This paper reassesses the center-periphery relationship in light of recent developments in the international monetary system and the currency hierarchy in a geopolitical…

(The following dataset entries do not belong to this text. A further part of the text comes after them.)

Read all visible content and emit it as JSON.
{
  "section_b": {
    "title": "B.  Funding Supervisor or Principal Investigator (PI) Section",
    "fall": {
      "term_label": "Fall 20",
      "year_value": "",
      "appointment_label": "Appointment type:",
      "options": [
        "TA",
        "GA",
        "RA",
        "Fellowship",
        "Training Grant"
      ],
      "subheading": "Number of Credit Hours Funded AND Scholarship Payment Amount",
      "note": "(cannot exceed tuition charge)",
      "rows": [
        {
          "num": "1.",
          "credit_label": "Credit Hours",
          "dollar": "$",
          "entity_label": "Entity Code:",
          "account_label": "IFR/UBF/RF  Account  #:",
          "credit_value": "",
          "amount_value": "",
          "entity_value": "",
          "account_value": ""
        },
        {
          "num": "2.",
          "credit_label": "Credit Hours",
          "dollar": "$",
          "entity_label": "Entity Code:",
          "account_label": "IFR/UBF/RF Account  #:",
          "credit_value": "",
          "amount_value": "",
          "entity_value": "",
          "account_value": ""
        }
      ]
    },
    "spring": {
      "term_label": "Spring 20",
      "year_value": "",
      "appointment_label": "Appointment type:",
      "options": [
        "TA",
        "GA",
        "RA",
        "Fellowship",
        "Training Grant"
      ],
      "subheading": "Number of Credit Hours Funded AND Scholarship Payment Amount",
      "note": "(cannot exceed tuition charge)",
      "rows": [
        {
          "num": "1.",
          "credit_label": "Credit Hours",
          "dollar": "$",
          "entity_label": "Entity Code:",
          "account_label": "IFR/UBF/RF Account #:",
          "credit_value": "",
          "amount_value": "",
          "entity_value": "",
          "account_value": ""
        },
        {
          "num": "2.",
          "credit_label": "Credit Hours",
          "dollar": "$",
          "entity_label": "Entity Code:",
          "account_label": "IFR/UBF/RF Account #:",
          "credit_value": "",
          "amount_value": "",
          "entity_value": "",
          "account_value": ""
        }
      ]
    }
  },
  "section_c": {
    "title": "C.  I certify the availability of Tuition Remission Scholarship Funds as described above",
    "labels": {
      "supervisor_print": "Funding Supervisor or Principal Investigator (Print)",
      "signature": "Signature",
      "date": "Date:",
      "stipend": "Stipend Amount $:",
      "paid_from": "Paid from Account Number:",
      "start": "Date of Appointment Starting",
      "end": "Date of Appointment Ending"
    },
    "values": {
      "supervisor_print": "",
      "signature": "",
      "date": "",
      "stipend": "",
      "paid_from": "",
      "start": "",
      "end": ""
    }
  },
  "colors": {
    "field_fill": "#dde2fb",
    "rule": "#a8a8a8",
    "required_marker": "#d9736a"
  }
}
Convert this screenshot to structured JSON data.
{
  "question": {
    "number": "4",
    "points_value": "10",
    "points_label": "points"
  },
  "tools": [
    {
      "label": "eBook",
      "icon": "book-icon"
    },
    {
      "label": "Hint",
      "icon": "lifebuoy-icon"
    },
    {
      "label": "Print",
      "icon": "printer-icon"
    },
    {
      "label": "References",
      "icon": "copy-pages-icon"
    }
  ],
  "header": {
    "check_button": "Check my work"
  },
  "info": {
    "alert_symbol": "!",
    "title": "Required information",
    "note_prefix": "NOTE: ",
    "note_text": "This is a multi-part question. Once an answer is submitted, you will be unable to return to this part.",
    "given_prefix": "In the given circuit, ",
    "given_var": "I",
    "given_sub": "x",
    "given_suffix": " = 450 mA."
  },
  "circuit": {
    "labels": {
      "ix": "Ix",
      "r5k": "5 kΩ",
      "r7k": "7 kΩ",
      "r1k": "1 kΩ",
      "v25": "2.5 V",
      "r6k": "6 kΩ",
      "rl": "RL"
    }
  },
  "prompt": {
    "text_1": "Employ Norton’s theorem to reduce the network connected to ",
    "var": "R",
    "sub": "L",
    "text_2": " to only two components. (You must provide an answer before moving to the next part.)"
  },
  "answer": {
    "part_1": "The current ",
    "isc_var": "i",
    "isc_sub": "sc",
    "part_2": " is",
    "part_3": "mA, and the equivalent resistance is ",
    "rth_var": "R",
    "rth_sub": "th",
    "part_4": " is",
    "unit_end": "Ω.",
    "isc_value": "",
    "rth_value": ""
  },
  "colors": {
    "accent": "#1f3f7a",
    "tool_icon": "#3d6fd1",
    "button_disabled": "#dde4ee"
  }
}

This paper reassesses the center-periphery relationship in light of recent developments in the international monetary system and the currency hierarchy in a geopolitical economy framework. The center-periphery relationship has historically been examined in relation to the international division of labor, the pace and diffusion of technical progress associated with it, and the pattern of consumption it embodies. As conceived by structuralists and dependentistas, it is not seen as the result of the uneven and combined development of capitalism: it does not take into account the struggle between the dominant States (center), which want to reproduce the current order and the contender States (periphery) which aim to accelerate capitalist development to reduce the unevenness, and even to undermine the imperial project of dominant states. In a geopolitical economy framework, a powerful obstacle peripheral countries face in their efforts at combined development is the international monetary system, something that the theorists of the center-periphery relationship have perhaps overlooked. Because of its subordinate position in the currency hierarchy, the periphery is subject to greater external vulnerability, greater instability of exchange and interest rates, and as a result, enjoys a more restricted policy space. In this sense, the chapter shows that, beyond macroeconomic policies, the currency hierarchy in a context of high capital mobility limits a range of developmental policies of peripheral countries, reinforcing the unevenness of world economy and constraining combined development.
The purpose of this paper is to contribute to understanding modern monetary arrangements from a Marxist perspective that takes into account recent developments in the Marxist theory of world money. The paper treats the US dollar as a primus inter pares quasi-world money and challenges the argument of US hegemony by exploring the behavior of major capitalist states and selected developing countries, the BRICS, in so far as their official international reserves are concerned. The findings reveal a clear pattern in the behavior of major capitalist states in terms of the size and form of their reserves with the variations in them implying a hierarchical structure of the corresponding quasi-world moneys. The analysis focuses on developed countries and treats them individually. The merit of this approach, distinctive in the literature on international reserves, is that it reveals the above-mentioned pattern which is blurred when Japan is included. The results imply that current international monetary arrangements reflect and promote multipolarity and competition on the geopolitical scene, the evolution of which is historical.